Microbial ecology, a synergy between microbiology, ecology, and bioinformatics, has revealed an important role for host-microbe interactions as drivers of ecosystem functions such as productivity, resilience, or resistance to pathogens. In our group, we use microbial ecology to explore multi-domain host-microbe interactions in a context of (1) temporal variation of taxonomic and functional microbial community structure; (2) increasing abiotic stresses due to global change; and (3) development of microbial bio-control technologies (synthetic communities) as an alternative to chemicals.

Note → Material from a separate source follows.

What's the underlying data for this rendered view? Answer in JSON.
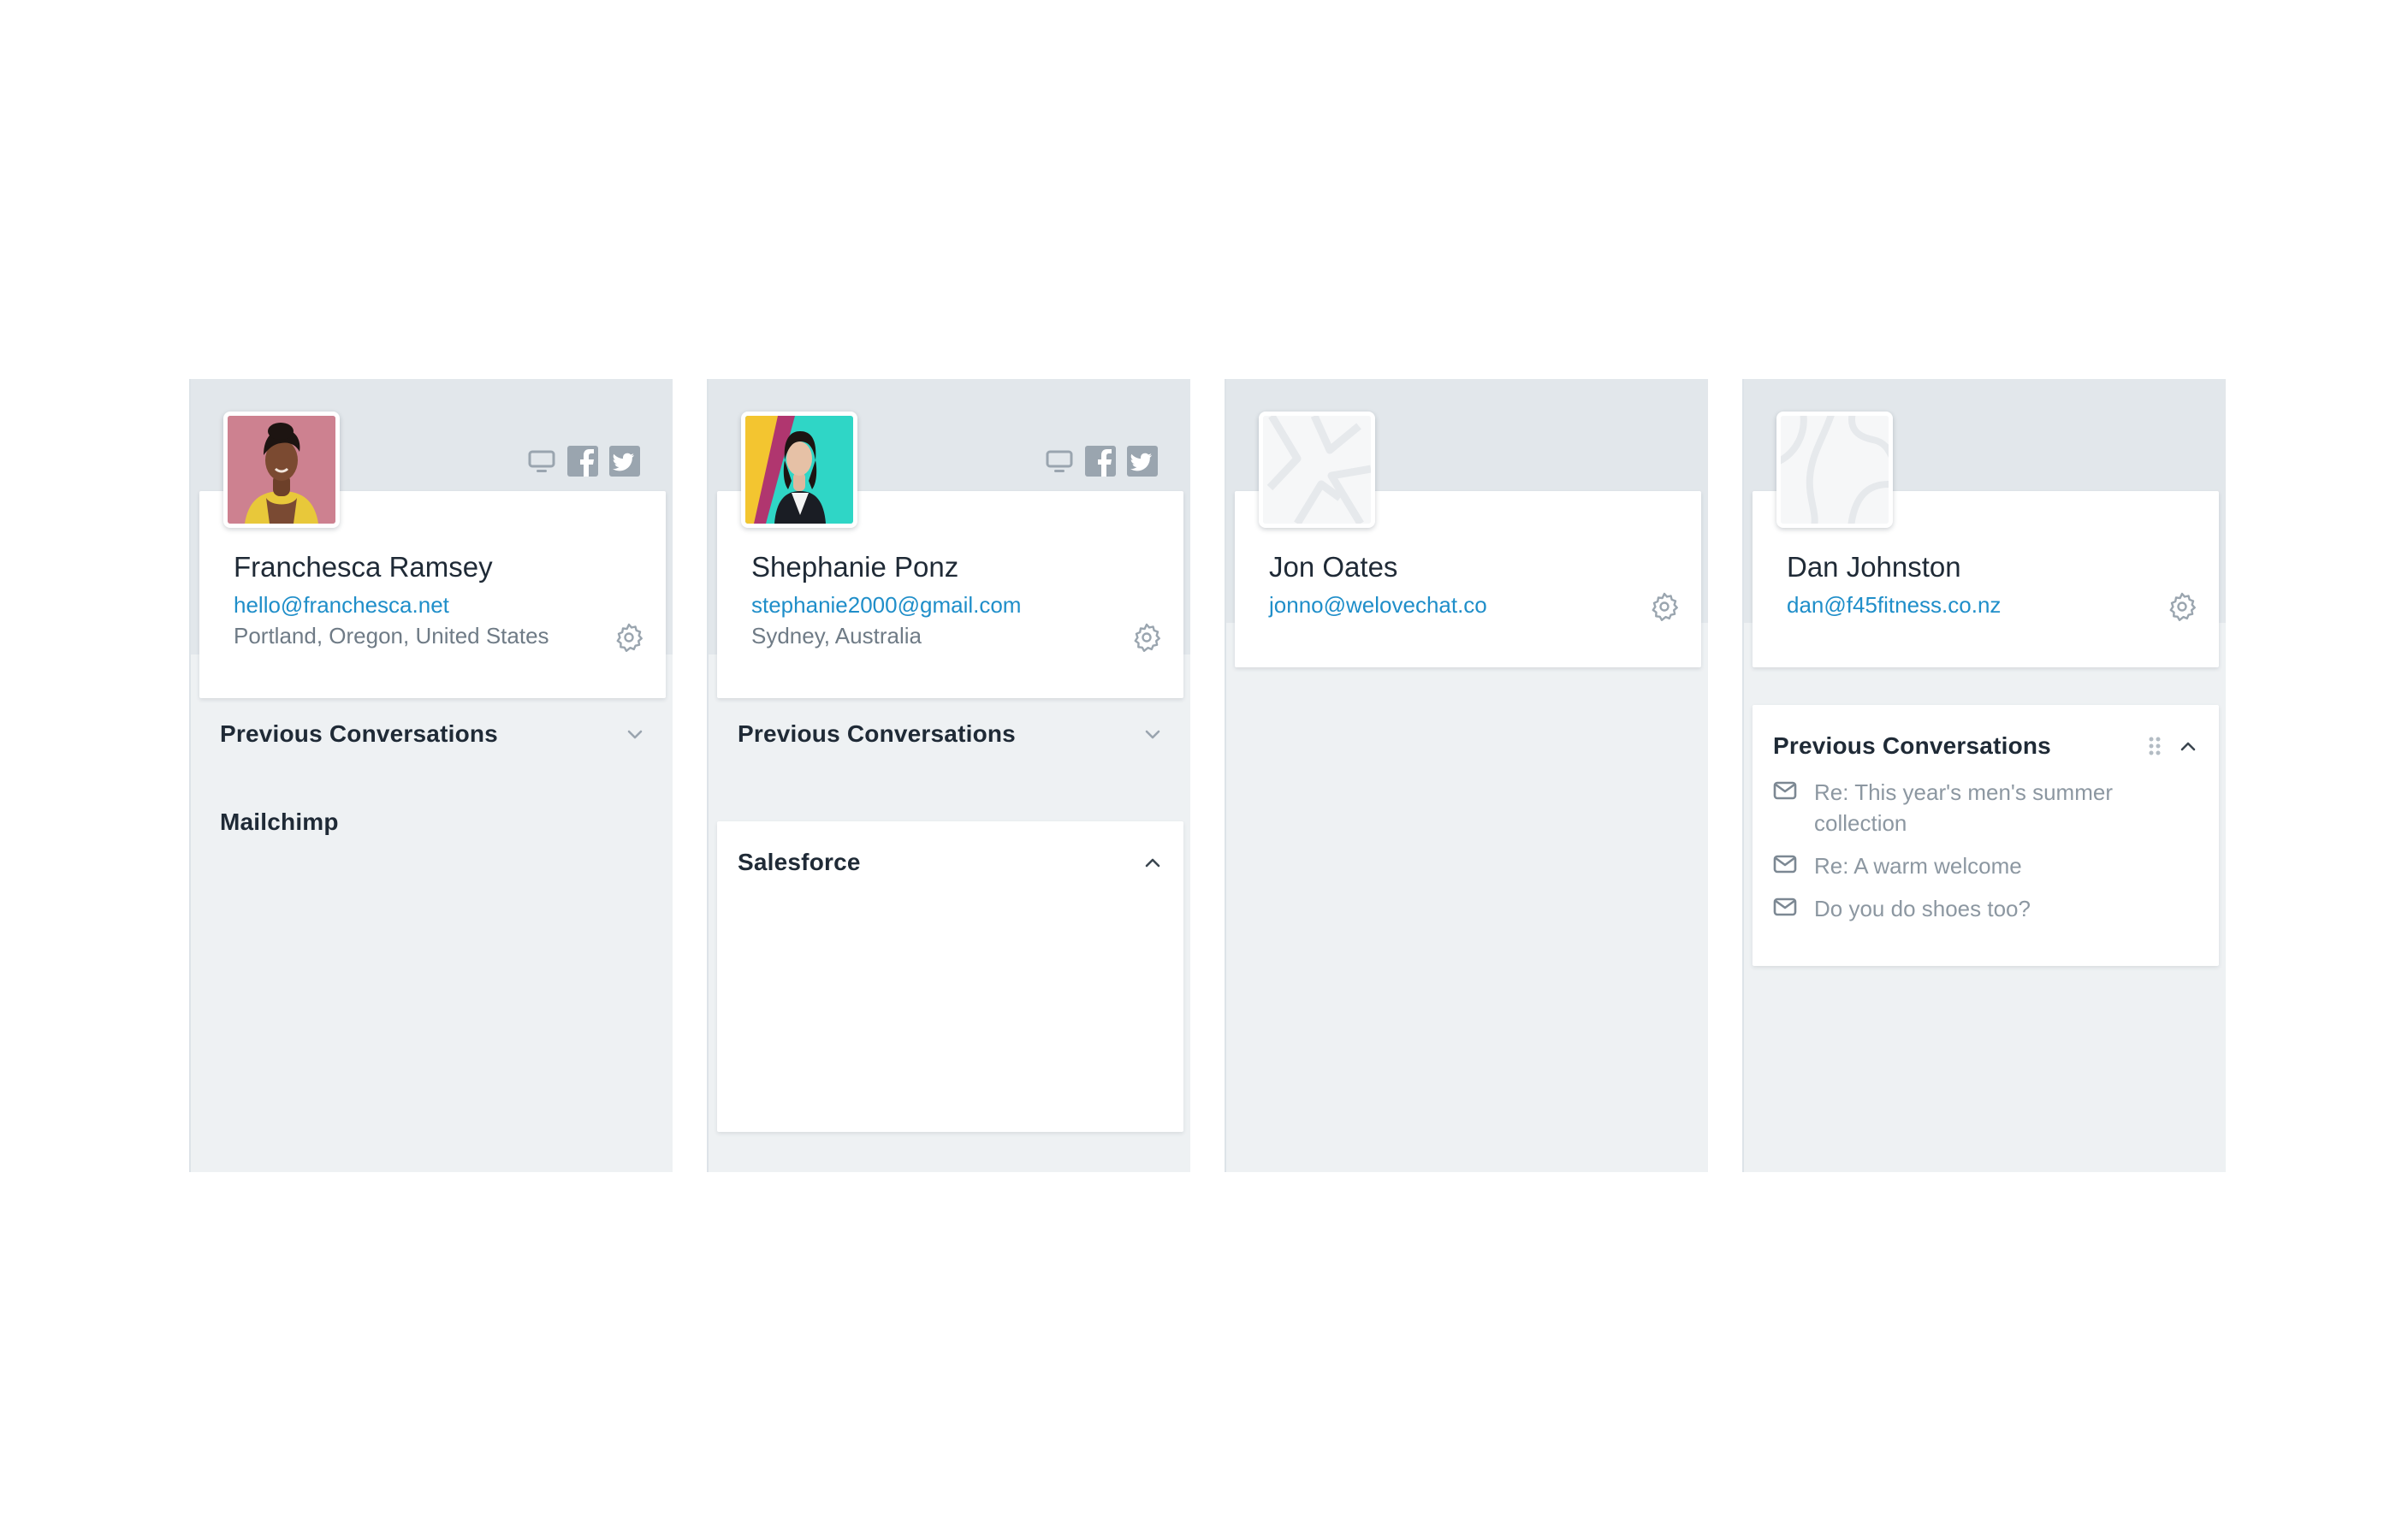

My Canada Research Chair T2 in microbial ecology aims to expand our mechanistic understanding of plant-microbe symbioses and improve technologies aimed at maintaining ecosystem productivity, resilience, and resistance.

Figure 1. Our research provides an integrative understanding of the extrinsic (environment- and host-related) and intrinsic factors (microbe-microbe interactions and their retroactions on host phenotype and fitness) that determine host microbial community assembly, diversity, resilience, and resistance to pathogens.